A bond of love unites a family throughout generations in this companion to the beloved and bestselling classic The Keeping Quilt.
As a young Russian Jewish girl in the early 1900s, Anna and her family lived in fear of the Czar's soldiers. The family lived a hard life and had few possessions--their treasure was a beautiful china tea set. A wedding gift to Anna's parents, the tea set came with a wish that "Anyone who drinks from this will have blessings from God. They will never know a day of hunger. Their lives will always have flavor. They will know love and joy and they will never be poor."
When Anna's family leaves Russia for America, they bring the tea set and its blessings. A source of heritage and security, the tea set helps Anna's family make friends and find better lives in America. A cup from the tea set--The Blessing Cup--became an anchor of family history, and it remains a symbol of lasting love more than a century later.
This tender tribute to the importance of loving lineage is a prequel and companion to the perennial bestseller The Keeping Quilt and is told and illustrated with authenticity and tremendous heart.
- ISBN-13: 9781442450479
- ISBN-10: 1442450479
- Publisher: Simon & Schuster/Paula Wiseman Books
- Publish Date: August 2013
- Page Count: 48
- Reading Level: Ages 4-8
Series: Paula Wiseman Books
Publishers Weekly® Reviews
- Reviewed in: Publishers Weekly, page .
- Review Date: 2013-06-03
- Reviewer: Staff
In this prequel to The Keeping Quilt, readers learn how Polacco’s great-grandmother Anna and her parents were forced from their shtetl in Czarist Russia and made their way to America. Among the few treasures the family took with them was a vibrantly painted tea set, a kind of familial talisman (“This tea set is magic.
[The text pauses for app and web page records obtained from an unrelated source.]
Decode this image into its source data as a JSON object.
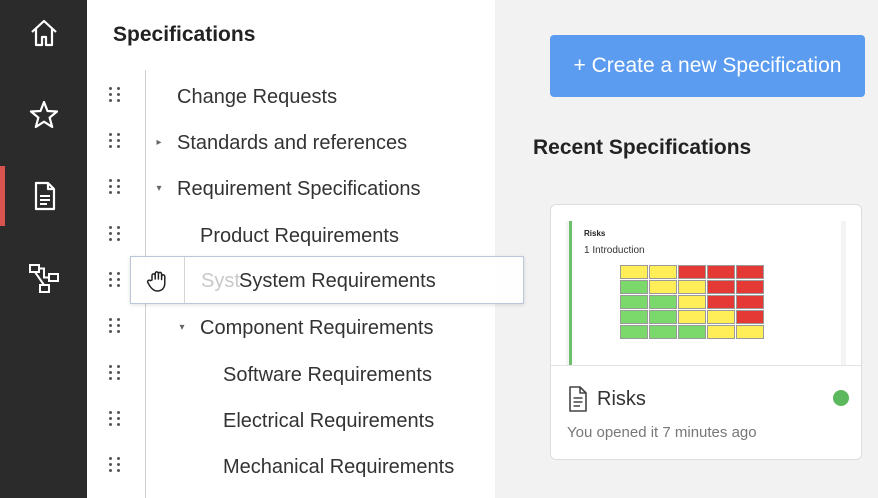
{
  "rail": {
    "items": [
      {
        "name": "home-icon",
        "active": false
      },
      {
        "name": "star-icon",
        "active": false
      },
      {
        "name": "document-icon",
        "active": true
      },
      {
        "name": "hierarchy-icon",
        "active": false
      }
    ]
  },
  "specifications": {
    "title": "Specifications",
    "tree": [
      {
        "label": "Change Requests"
      },
      {
        "label": "Standards and references",
        "caret": "▸"
      },
      {
        "label": "Requirement Specifications",
        "caret": "▾"
      },
      {
        "label": "Product Requirements"
      },
      {
        "label": "Syst"
      },
      {
        "label": "Component Requirements",
        "caret": "▾"
      },
      {
        "label": "Software Requirements"
      },
      {
        "label": "Electrical Requirements"
      },
      {
        "label": "Mechanical Requirements"
      }
    ],
    "drag_ghost": {
      "label": "System Requirements"
    }
  },
  "main": {
    "create_button": "+ Create a new Specification",
    "recent_title": "Recent Specifications",
    "recent": [
      {
        "name": "Risks",
        "meta": "You opened it 7 minutes ago",
        "status_color": "#5cb85c",
        "preview": {
          "title": "Risks",
          "heading": "1 Introduction"
        }
      }
    ]
  },
  "colors": {
    "accent": "#5b9cf0",
    "rail_bg": "#2b2b2b",
    "active_marker": "#d9534f",
    "risk_red": "#e53935",
    "risk_yellow": "#ffee58",
    "risk_green": "#7bd96b"
  }
}
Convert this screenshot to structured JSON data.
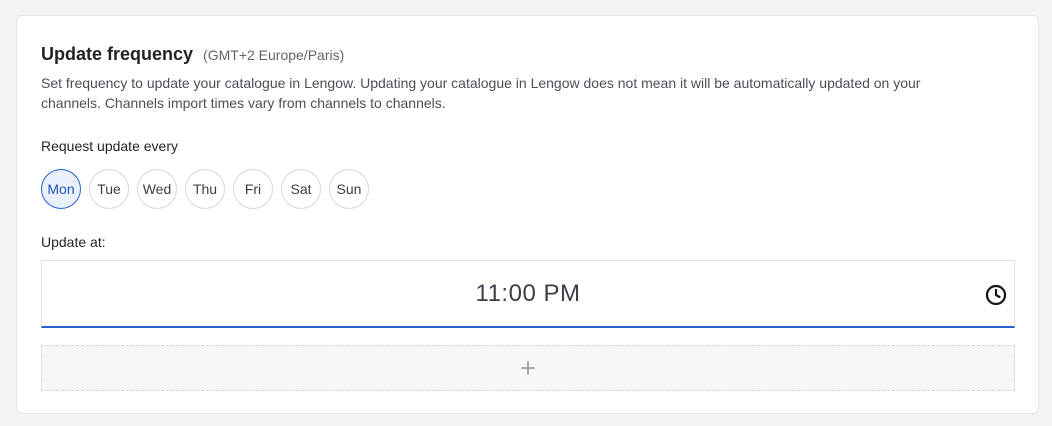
{
  "section": {
    "title": "Update frequency",
    "timezone": "(GMT+2 Europe/Paris)",
    "description": "Set frequency to update your catalogue in Lengow. Updating your catalogue in Lengow does not mean it will be automatically updated on your channels. Channels import times vary from channels to channels."
  },
  "schedule": {
    "request_label": "Request update every",
    "days": [
      {
        "label": "Mon",
        "selected": true
      },
      {
        "label": "Tue",
        "selected": false
      },
      {
        "label": "Wed",
        "selected": false
      },
      {
        "label": "Thu",
        "selected": false
      },
      {
        "label": "Fri",
        "selected": false
      },
      {
        "label": "Sat",
        "selected": false
      },
      {
        "label": "Sun",
        "selected": false
      }
    ],
    "update_at_label": "Update at:",
    "time_value": "11:00 PM"
  },
  "icons": {
    "time_field": "clock-icon",
    "add_row": "plus-icon"
  },
  "colors": {
    "accent": "#2563c9",
    "selected_day_background": "#e9f0fb"
  }
}
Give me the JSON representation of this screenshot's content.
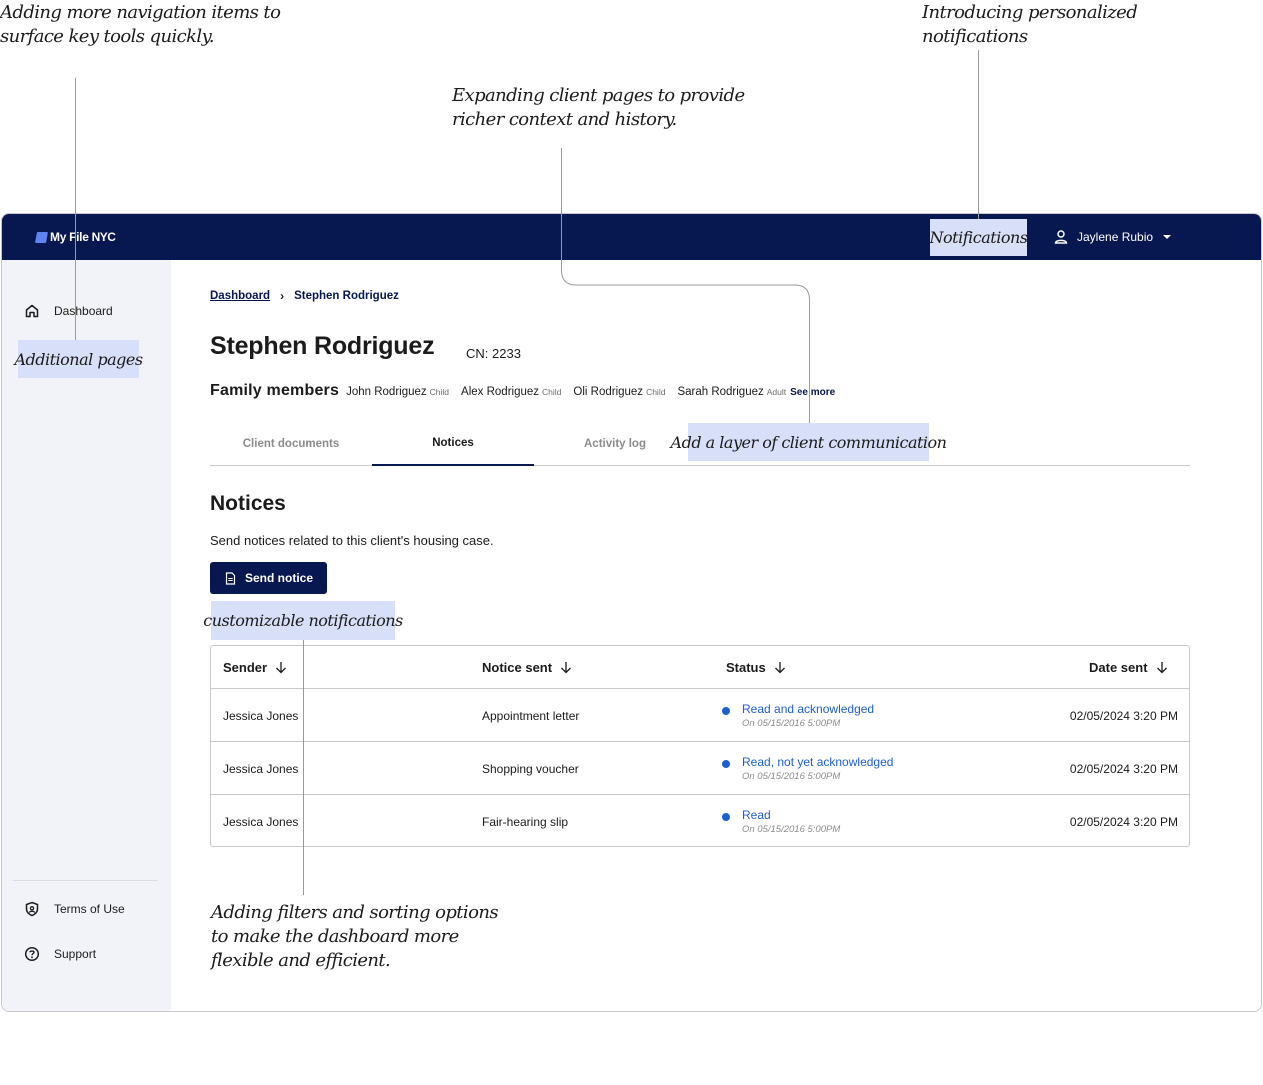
{
  "annotations": {
    "nav_items": "Adding more navigation items to\nsurface key tools quickly.",
    "client_pages": "Expanding client pages to provide\nricher context and history.",
    "notifications": "Introducing personalized\nnotifications",
    "filters": "Adding filters and sorting options\nto make the dashboard more\nflexible and efficient."
  },
  "highlights": {
    "notifications": "Notifications",
    "additional_pages": "Additional pages",
    "client_communication": "Add a layer of client communication",
    "customizable": "customizable notifications"
  },
  "header": {
    "logo_text_1": "My File",
    "logo_text_2": "NYC",
    "user_name": "Jaylene Rubio"
  },
  "sidebar": {
    "items": [
      {
        "label": "Dashboard",
        "icon": "home-icon"
      },
      {
        "label": "Terms of Use",
        "icon": "shield-icon"
      },
      {
        "label": "Support",
        "icon": "help-icon"
      }
    ]
  },
  "breadcrumb": {
    "parent": "Dashboard",
    "current": "Stephen Rodriguez"
  },
  "client": {
    "name": "Stephen Rodriguez",
    "case_number": "CN: 2233",
    "family_label": "Family members",
    "family": [
      {
        "name": "John Rodriguez",
        "relation": "Child"
      },
      {
        "name": "Alex Rodriguez",
        "relation": "Child"
      },
      {
        "name": "Oli Rodriguez",
        "relation": "Child"
      },
      {
        "name": "Sarah Rodriguez",
        "relation": "Adult"
      }
    ],
    "see_more": "See more"
  },
  "tabs": [
    {
      "label": "Client documents",
      "active": false
    },
    {
      "label": "Notices",
      "active": true
    },
    {
      "label": "Activity log",
      "active": false
    }
  ],
  "notices": {
    "title": "Notices",
    "description": "Send notices related to this client's housing case.",
    "send_button": "Send notice",
    "columns": [
      "Sender",
      "Notice sent",
      "Status",
      "Date sent"
    ],
    "rows": [
      {
        "sender": "Jessica Jones",
        "notice": "Appointment letter",
        "status": "Read and acknowledged",
        "status_date": "On 05/15/2016 5:00PM",
        "date": "02/05/2024 3:20 PM"
      },
      {
        "sender": "Jessica Jones",
        "notice": "Shopping voucher",
        "status": "Read, not yet acknowledged",
        "status_date": "On 05/15/2016 5:00PM",
        "date": "02/05/2024 3:20 PM"
      },
      {
        "sender": "Jessica Jones",
        "notice": "Fair-hearing slip",
        "status": "Read",
        "status_date": "On 05/15/2016 5:00PM",
        "date": "02/05/2024 3:20 PM"
      }
    ]
  },
  "colors": {
    "navy": "#071750",
    "highlight": "#d8dff8",
    "status_blue": "#1e5fd0",
    "sidebar_bg": "#f1f3f8"
  }
}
Anyone who drinks from it has a blessing from God,” says Anna’s mother, explaining its lore), which also served as a reminder that they would always be rich in what matters: resilience and love. Only one cup from the tea set made it to their new home, but it played a central role in the family’s traditions and milestones through the generations. Polacco opens her heart to readers as few authors can, inviting them to become intimates in her family’s low and high points. As in The Keeping Quilt, she renders her unabashedly sentimental scenes of immigrant life in exuberant, fluid gray pencil, reserving the splashes and spots of color primarily for the tea set and—in a link to the earlier book—the babushka that will become part of the quilt. Ages 4–8. (Aug.)